Affordable Access

Ovarian Sertoli-Leydig cell tumors. A clinicopathological analysis of 207 cases.

Authors
  • Young, R H
  • Scully, R E
Type
Published Article
Journal
The American Journal of Surgical Pathology
Publisher
Ovid Technologies (Wolters Kluwer) - Lippincott Williams & Wilkins
Publication Date
Aug 01, 1985
Volume
9
Issue
8
Pages
543–569
Identifiers
PMID: 3911780
Source
Medline
License
Unknown

Abstract

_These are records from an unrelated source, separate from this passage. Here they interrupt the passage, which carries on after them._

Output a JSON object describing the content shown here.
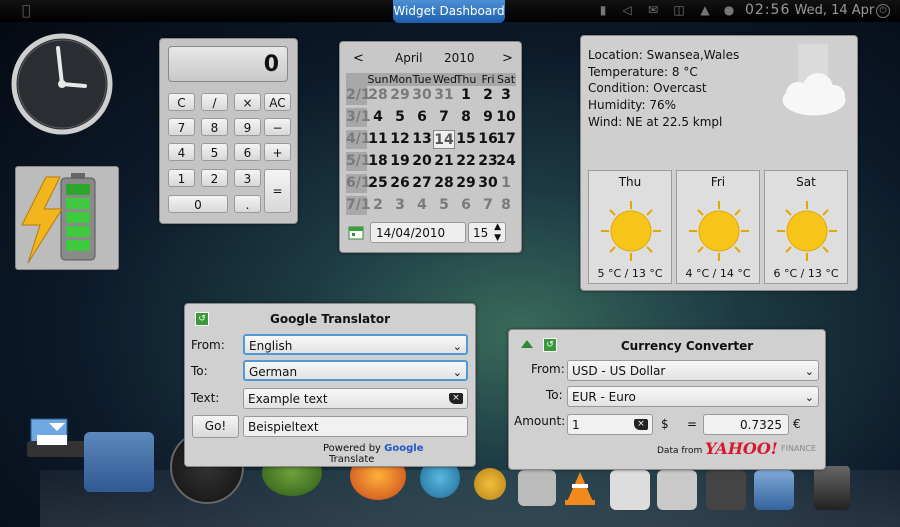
{
  "topbar": {
    "dashboard_tab": "Widget Dashboard",
    "time": "02:56",
    "date": "Wed, 14 Apr"
  },
  "calculator": {
    "display": "0",
    "keys": [
      "C",
      "/",
      "×",
      "AC",
      "7",
      "8",
      "9",
      "−",
      "4",
      "5",
      "6",
      "+",
      "1",
      "2",
      "3",
      "=",
      "0",
      "."
    ]
  },
  "calendar": {
    "prev": "<",
    "month": "April",
    "year": "2010",
    "next": ">",
    "day_headers": [
      "Sun",
      "Mon",
      "Tue",
      "Wed",
      "Thu",
      "Fri",
      "Sat"
    ],
    "weeks": [
      {
        "label": "2/1",
        "days": [
          "28",
          "29",
          "30",
          "31",
          "1",
          "2",
          "3"
        ]
      },
      {
        "label": "3/1",
        "days": [
          "4",
          "5",
          "6",
          "7",
          "8",
          "9",
          "10"
        ]
      },
      {
        "label": "4/1",
        "days": [
          "11",
          "12",
          "13",
          "14",
          "15",
          "16",
          "17"
        ]
      },
      {
        "label": "5/1",
        "days": [
          "18",
          "19",
          "20",
          "21",
          "22",
          "23",
          "24"
        ]
      },
      {
        "label": "6/1",
        "days": [
          "25",
          "26",
          "27",
          "28",
          "29",
          "30",
          "1"
        ]
      },
      {
        "label": "7/1",
        "days": [
          "2",
          "3",
          "4",
          "5",
          "6",
          "7",
          "8"
        ]
      }
    ],
    "date_field": "14/04/2010",
    "spin_value": "15"
  },
  "weather": {
    "location": "Location: Swansea,Wales",
    "temperature": "Temperature: 8 °C",
    "condition": "Condition: Overcast",
    "humidity": "Humidity: 76%",
    "wind": "Wind: NE at 22.5 kmpl",
    "forecast": [
      {
        "day": "Thu",
        "temps": "5 °C / 13 °C"
      },
      {
        "day": "Fri",
        "temps": "4 °C / 14 °C"
      },
      {
        "day": "Sat",
        "temps": "6 °C / 13 °C"
      }
    ]
  },
  "translator": {
    "title": "Google Translator",
    "from_label": "From:",
    "from_value": "English",
    "to_label": "To:",
    "to_value": "German",
    "text_label": "Text:",
    "text_value": "Example text",
    "go_button": "Go!",
    "result": "Beispieltext",
    "powered_by": "Powered by",
    "google": "Google",
    "translate": "Translate"
  },
  "currency": {
    "title": "Currency Converter",
    "from_label": "From:",
    "from_value": "USD - US Dollar",
    "to_label": "To:",
    "to_value": "EUR - Euro",
    "amount_label": "Amount:",
    "amount_value": "1",
    "from_symbol": "$",
    "equals": "=",
    "result_value": "0.7325",
    "to_symbol": "€",
    "data_from": "Data from",
    "yahoo": "YAHOO!",
    "finance": "FINANCE"
  },
  "colors": {
    "accent": "#1c5fae",
    "focus": "#4f9ad6",
    "battery_green": "#3ec93e",
    "bolt": "#f2b51c",
    "sun": "#f7c51a",
    "yahoo": "#d4192a"
  }
}
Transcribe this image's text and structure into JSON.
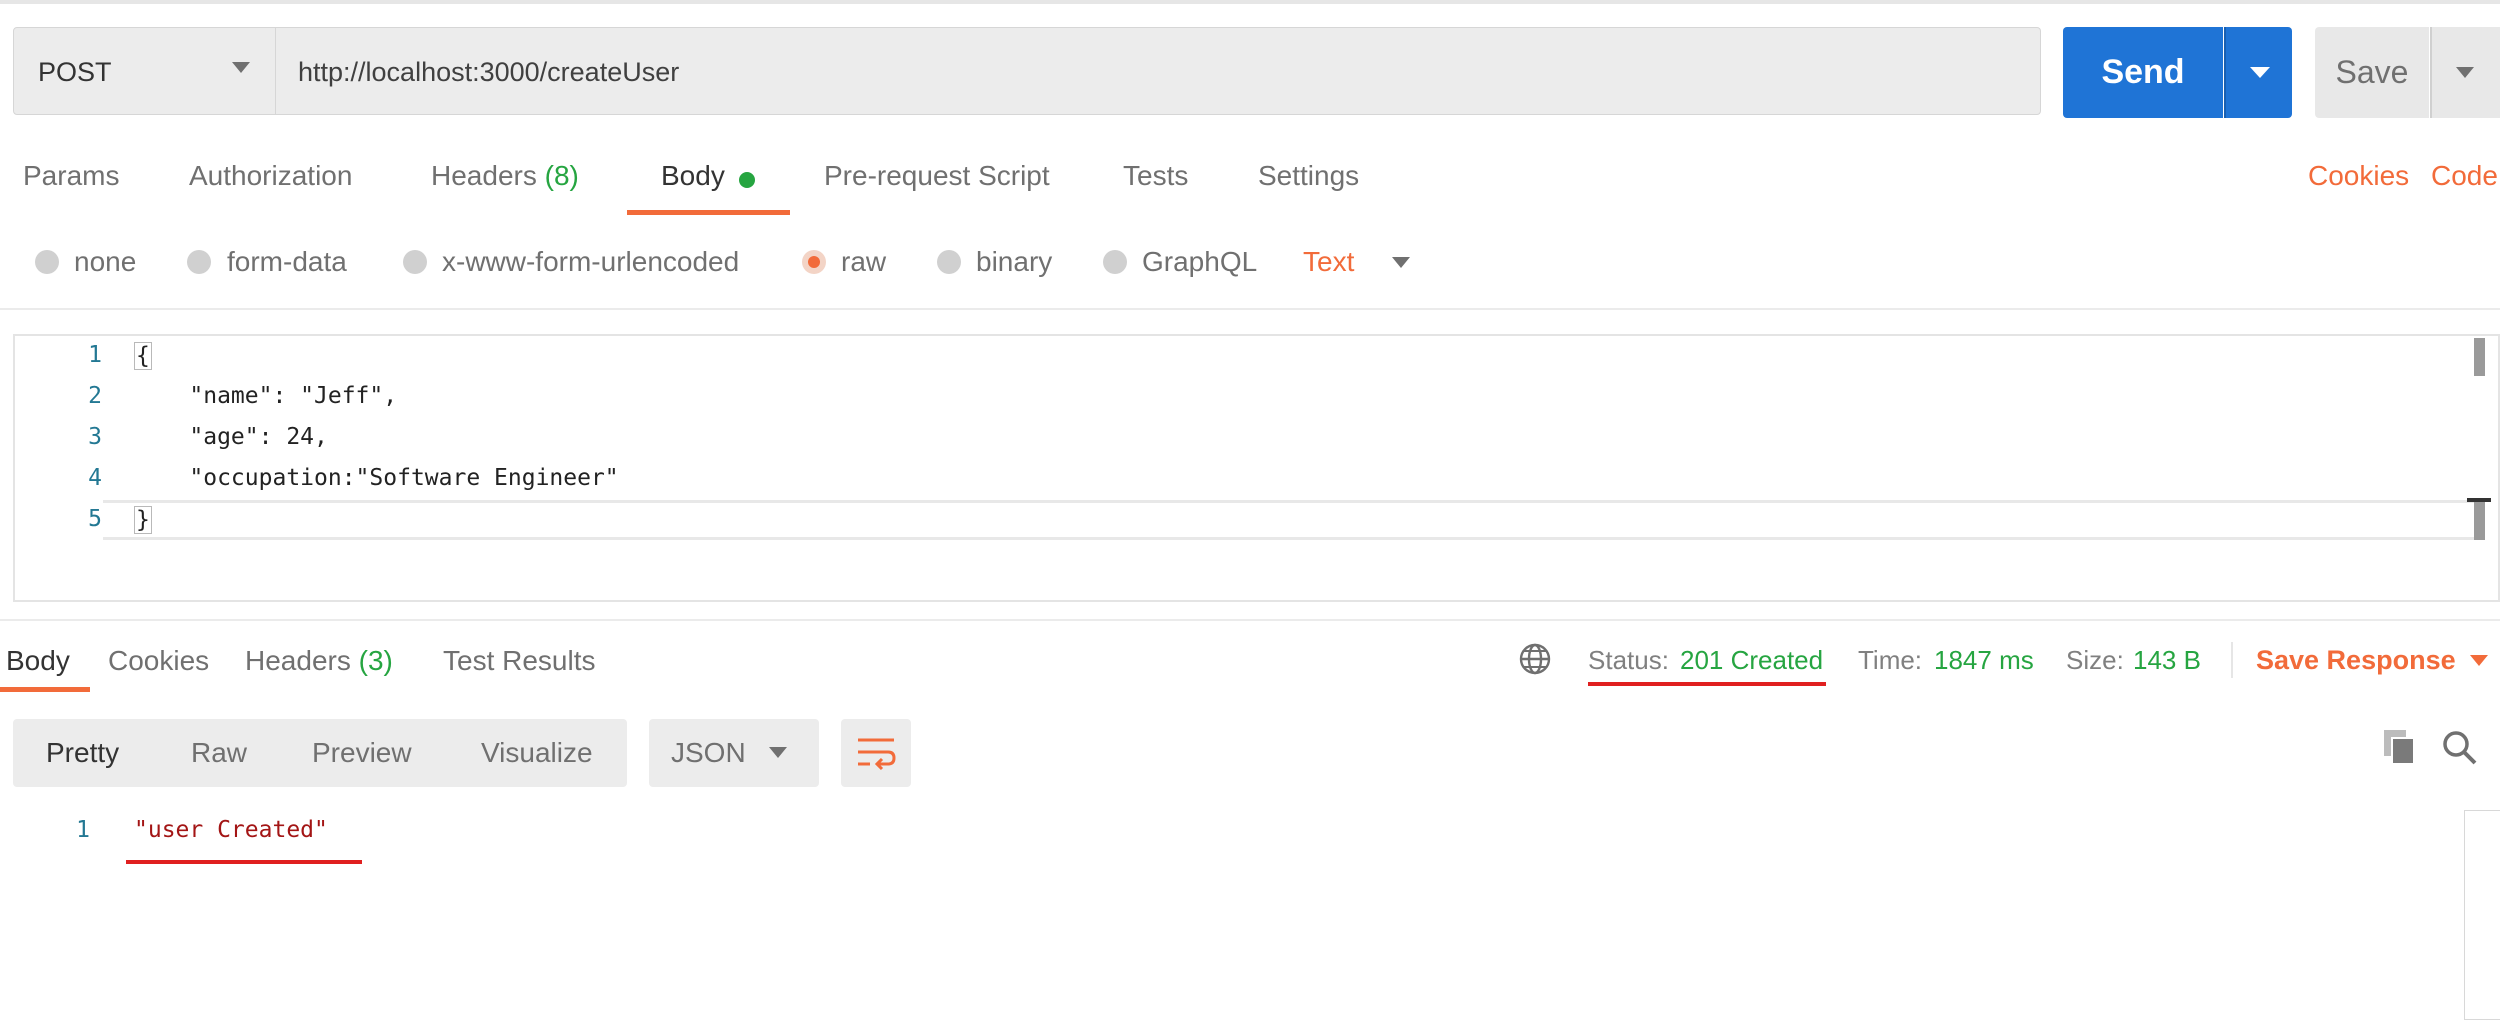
{
  "request": {
    "method": "POST",
    "url": "http://localhost:3000/createUser",
    "send_label": "Send",
    "save_label": "Save"
  },
  "request_tabs": {
    "params": "Params",
    "authorization": "Authorization",
    "headers": "Headers",
    "headers_count": "(8)",
    "body": "Body",
    "pre_request_script": "Pre-request Script",
    "tests": "Tests",
    "settings": "Settings",
    "active": "Body"
  },
  "links": {
    "cookies": "Cookies",
    "code": "Code"
  },
  "body_types": {
    "none": "none",
    "form_data": "form-data",
    "urlencoded": "x-www-form-urlencoded",
    "raw": "raw",
    "binary": "binary",
    "graphql": "GraphQL",
    "selected": "raw",
    "format": "Text"
  },
  "editor": {
    "lines": [
      {
        "num": "1",
        "text": "{"
      },
      {
        "num": "2",
        "text": "    \"name\": \"Jeff\","
      },
      {
        "num": "3",
        "text": "    \"age\": 24,"
      },
      {
        "num": "4",
        "text": "    \"occupation:\"Software Engineer\""
      },
      {
        "num": "5",
        "text": "}"
      }
    ]
  },
  "response_tabs": {
    "body": "Body",
    "cookies": "Cookies",
    "headers": "Headers",
    "headers_count": "(3)",
    "test_results": "Test Results",
    "active": "Body"
  },
  "response_meta": {
    "status_label": "Status:",
    "status_value": "201 Created",
    "time_label": "Time:",
    "time_value": "1847 ms",
    "size_label": "Size:",
    "size_value": "143 B",
    "save_response": "Save Response"
  },
  "response_view": {
    "pretty": "Pretty",
    "raw": "Raw",
    "preview": "Preview",
    "visualize": "Visualize",
    "selected": "Pretty",
    "language": "JSON"
  },
  "response_body": {
    "lines": [
      {
        "num": "1",
        "text": "\"user Created\""
      }
    ]
  },
  "colors": {
    "accent": "#f26b3a",
    "send": "#1f74d6",
    "success": "#26a541",
    "annotation": "#e02020"
  }
}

The clinical and pathological features of 207 ovarian Sertoli-Leydig cell tumors from our consultation and hospital files were reviewed. The patients ranged in age from 2 to 75 (average 25) years. Seventy-five percent of them were 30 years of age or younger and less than 10% were over 50 years of age. One-third of the patients presented because of unequivocal evidence of androgen excess, and an additional 10% had a history suggesting androgen excess; most of the remaining patients complained of abdominal swelling or pain. At operation, 97.5% of the tumors were Stage I, 1.5% were Stage II, and 1% were Stage III. Both ovaries were involved in 1.5% of the cases. The tumors ranged from microscopic to 51 cm in diameter (average 13.5 cm); 15% of them were ruptured. Thirty-eight percent of the tumors were solid, 58% were solid and cystic, and 4% were cystic. The solid tissue was typically lobulated and yellow. On microscopic examination, 11% of the tumors were well differentiated, 54% were of intermediate differentiation, 13% were poorly differentiated, and 22% contained heterologous elements according to the criteria of the World Health Organization; a prominent retiform pattern was present in 15% of them. Follow-up was obtained for 164 patients. The tumor was clinically malignant in 18% of them. The prognosis correlated most meaningfully with the stage and degree of differentiation of the tumor. The high-stage tumors were all clinically malignant. All the well-differentiated tumors were benign, but 11% of those of intermediate differentiation, 59% of the poorly differentiated tumors, and 19% of those with heterologous elements were malignant. In a few cases radiation therapy, chemotherapy, or a combination of the two, in addition to surgical excision, was of benefit in the management of the malignant tumors.

Report this publication

Statistics

Seen <100 times